▶ **Work required**:
Records follow. Copy every line with "duration".

▶ **Data for the task**:
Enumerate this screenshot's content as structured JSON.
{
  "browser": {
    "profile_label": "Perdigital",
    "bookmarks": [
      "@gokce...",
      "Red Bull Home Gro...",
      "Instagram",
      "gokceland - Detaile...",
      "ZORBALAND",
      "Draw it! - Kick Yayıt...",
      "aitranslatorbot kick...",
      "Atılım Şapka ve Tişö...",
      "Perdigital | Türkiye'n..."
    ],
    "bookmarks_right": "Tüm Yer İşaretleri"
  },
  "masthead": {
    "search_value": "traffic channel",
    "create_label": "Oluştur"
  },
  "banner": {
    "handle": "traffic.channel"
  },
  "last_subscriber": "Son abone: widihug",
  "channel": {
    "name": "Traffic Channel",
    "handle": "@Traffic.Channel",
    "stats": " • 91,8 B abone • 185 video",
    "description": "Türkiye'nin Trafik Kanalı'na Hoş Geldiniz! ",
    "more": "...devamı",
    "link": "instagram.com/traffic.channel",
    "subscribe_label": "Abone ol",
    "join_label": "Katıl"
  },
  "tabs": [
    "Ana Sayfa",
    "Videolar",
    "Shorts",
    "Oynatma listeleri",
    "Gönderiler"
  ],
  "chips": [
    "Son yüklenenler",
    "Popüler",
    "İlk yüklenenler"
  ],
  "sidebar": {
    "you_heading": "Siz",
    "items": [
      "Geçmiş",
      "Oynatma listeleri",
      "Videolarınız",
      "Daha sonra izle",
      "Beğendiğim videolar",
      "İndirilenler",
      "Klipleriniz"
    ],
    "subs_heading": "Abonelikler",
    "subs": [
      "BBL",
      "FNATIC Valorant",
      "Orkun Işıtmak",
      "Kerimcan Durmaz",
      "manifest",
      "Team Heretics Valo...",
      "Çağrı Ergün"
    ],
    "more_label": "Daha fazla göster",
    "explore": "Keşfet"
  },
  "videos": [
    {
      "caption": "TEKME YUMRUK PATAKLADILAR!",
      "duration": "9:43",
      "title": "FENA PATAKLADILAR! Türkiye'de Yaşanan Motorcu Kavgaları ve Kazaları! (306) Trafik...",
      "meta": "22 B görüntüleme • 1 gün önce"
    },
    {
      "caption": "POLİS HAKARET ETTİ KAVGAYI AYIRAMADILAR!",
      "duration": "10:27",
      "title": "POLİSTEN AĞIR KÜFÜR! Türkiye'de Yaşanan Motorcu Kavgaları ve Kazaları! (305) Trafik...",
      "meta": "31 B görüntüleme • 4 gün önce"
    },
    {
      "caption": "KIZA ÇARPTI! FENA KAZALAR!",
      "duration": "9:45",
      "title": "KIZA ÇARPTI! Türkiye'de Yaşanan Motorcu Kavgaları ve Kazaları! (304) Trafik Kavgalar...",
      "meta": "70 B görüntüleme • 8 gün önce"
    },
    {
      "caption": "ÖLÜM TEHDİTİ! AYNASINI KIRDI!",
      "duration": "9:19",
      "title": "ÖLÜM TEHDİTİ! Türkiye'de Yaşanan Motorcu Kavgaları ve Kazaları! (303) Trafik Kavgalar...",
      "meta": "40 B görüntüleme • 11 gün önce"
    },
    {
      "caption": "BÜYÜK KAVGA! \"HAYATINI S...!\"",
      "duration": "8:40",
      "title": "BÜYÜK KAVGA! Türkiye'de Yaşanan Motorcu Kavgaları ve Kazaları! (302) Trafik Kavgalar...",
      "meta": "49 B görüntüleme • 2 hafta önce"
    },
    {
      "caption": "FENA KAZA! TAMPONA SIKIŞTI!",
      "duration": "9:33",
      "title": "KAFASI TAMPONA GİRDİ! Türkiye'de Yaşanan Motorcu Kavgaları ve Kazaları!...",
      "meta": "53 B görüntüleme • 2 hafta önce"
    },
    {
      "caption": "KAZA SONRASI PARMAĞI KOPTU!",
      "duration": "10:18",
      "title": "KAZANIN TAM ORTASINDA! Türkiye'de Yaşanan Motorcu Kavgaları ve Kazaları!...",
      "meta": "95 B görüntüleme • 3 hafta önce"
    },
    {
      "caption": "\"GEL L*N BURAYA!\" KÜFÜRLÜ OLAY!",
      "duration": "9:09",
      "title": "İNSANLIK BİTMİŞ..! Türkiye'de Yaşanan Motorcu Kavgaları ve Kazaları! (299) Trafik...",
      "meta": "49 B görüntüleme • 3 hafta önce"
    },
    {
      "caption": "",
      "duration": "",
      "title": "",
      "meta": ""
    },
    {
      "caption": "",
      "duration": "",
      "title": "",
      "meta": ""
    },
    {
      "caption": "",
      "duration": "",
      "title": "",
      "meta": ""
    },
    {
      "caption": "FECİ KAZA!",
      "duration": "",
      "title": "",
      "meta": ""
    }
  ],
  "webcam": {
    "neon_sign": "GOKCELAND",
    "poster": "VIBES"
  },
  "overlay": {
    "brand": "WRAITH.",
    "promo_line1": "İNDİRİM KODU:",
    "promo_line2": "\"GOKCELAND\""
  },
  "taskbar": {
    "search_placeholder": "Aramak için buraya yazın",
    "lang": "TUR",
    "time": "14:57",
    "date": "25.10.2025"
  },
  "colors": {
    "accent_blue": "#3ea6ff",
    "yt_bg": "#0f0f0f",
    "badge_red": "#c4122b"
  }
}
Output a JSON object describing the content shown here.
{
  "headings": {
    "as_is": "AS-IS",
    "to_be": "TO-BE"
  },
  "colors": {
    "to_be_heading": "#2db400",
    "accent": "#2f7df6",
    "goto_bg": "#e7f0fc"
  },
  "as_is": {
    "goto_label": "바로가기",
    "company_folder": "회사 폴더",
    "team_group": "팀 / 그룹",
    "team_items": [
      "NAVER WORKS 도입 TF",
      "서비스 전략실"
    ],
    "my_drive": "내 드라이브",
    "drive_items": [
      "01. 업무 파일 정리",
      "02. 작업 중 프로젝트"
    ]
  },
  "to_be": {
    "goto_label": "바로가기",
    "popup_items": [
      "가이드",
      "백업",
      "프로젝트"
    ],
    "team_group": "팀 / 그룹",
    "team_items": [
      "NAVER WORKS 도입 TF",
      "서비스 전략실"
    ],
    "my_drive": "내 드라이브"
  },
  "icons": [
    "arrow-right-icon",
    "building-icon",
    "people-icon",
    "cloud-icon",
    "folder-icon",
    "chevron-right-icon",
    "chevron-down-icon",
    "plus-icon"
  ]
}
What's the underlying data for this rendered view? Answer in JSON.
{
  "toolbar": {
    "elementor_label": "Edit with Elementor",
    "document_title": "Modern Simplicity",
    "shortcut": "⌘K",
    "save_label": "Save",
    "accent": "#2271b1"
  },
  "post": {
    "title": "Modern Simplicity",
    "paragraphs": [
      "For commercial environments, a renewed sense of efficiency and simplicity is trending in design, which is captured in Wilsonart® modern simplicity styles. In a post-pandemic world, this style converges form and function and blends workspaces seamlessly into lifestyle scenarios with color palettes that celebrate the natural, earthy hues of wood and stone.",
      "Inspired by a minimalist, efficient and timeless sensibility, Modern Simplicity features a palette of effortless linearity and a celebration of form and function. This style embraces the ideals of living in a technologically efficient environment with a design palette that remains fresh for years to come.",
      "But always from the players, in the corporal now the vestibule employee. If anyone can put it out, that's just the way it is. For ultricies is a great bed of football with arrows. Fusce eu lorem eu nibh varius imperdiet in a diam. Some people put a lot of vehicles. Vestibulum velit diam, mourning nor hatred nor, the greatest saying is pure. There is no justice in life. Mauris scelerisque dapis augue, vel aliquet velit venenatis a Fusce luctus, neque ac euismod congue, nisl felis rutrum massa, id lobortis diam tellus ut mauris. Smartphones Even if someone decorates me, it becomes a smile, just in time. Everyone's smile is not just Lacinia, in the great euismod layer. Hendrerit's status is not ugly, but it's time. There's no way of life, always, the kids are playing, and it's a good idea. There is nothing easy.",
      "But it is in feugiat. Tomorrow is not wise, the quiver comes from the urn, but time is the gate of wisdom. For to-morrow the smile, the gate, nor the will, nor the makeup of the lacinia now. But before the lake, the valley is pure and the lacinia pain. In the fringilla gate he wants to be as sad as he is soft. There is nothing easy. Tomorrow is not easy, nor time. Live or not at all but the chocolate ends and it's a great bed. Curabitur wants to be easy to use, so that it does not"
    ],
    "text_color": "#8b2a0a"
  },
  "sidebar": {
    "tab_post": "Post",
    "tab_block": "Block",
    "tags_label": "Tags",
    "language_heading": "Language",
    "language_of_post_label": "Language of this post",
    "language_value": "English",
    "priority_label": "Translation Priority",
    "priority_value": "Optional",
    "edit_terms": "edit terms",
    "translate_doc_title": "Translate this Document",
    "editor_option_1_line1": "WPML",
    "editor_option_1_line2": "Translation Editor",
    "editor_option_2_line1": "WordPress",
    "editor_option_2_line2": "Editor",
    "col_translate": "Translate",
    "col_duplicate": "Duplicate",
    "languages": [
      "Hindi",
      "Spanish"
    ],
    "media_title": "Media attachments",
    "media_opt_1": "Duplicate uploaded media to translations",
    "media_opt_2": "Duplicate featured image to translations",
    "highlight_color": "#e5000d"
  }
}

▶ **Exercise solution**:
      "duration": "9:43",
      "duration": "10:27",
      "duration": "9:45",
      "duration": "9:19",
      "duration": "8:40",
      "duration": "9:33",
      "duration": "10:18",
      "duration": "9:09",
      "duration": "",
      "duration": "",
      "duration": "",
      "duration": "",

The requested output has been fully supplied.